Records for processing:
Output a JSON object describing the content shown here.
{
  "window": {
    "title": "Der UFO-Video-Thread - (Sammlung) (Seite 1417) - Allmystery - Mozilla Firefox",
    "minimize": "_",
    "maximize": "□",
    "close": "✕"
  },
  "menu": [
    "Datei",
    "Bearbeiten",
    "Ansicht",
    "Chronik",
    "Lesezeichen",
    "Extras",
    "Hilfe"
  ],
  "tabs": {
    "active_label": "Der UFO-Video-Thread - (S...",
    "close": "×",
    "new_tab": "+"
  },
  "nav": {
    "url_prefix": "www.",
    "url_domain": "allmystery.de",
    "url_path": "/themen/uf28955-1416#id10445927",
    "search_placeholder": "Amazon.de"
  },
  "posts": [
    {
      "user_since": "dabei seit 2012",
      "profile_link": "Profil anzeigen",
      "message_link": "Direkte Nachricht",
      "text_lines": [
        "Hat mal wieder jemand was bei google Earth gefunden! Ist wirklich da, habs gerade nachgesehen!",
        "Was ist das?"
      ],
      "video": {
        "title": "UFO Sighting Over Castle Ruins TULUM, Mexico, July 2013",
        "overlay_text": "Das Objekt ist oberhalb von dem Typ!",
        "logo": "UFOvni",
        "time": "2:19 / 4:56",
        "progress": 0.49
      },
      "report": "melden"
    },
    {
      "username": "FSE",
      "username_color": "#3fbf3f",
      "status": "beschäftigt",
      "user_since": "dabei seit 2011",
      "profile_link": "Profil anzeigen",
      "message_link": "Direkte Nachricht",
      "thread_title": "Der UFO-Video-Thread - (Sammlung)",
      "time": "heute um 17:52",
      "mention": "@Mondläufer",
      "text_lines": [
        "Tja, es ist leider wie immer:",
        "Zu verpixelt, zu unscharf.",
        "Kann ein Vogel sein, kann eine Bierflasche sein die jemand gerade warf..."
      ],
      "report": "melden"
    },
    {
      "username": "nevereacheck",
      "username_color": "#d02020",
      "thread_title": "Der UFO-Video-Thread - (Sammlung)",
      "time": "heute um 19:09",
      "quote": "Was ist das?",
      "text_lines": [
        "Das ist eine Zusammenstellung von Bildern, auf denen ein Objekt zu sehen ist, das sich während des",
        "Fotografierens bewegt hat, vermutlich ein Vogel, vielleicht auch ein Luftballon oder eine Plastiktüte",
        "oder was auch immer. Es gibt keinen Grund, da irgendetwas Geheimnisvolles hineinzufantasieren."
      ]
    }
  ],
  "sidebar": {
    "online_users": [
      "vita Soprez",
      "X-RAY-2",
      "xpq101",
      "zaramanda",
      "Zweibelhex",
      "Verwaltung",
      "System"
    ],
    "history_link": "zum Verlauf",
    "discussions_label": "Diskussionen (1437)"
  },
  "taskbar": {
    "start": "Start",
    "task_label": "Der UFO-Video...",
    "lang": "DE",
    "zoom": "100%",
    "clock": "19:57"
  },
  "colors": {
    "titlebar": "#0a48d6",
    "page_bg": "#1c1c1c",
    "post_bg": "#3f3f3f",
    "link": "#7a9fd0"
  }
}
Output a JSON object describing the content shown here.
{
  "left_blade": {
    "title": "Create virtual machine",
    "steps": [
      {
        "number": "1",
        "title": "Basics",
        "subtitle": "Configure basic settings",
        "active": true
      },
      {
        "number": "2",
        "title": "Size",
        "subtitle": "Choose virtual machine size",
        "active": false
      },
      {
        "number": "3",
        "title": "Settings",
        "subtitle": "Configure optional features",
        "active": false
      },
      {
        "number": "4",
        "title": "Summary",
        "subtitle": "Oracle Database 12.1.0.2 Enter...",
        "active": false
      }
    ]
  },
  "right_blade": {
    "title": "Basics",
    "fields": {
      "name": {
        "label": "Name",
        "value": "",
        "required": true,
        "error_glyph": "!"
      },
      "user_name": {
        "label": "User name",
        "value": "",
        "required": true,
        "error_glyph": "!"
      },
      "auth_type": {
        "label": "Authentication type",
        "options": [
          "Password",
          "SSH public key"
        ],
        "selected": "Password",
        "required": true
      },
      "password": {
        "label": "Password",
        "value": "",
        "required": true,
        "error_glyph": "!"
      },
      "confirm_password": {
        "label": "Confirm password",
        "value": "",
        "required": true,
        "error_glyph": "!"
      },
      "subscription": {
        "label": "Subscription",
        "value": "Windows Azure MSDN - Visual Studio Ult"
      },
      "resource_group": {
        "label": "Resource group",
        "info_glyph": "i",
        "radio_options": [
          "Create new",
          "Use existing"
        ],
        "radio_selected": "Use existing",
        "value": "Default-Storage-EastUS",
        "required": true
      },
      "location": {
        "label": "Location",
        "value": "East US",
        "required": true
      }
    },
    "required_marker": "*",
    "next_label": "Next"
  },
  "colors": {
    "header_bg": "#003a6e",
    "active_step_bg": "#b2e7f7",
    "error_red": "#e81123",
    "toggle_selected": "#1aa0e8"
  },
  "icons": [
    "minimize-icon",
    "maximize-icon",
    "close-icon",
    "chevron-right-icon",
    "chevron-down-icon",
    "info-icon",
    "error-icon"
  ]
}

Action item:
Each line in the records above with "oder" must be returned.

Task answer:
        "Fotografierens bewegt hat, vermutlich ein Vogel, vielleicht auch ein Luftballon oder eine Plastiktüte",
        "oder was auch immer. Es gibt keinen Grund, da irgendetwas Geheimnisvolles hineinzufantasieren."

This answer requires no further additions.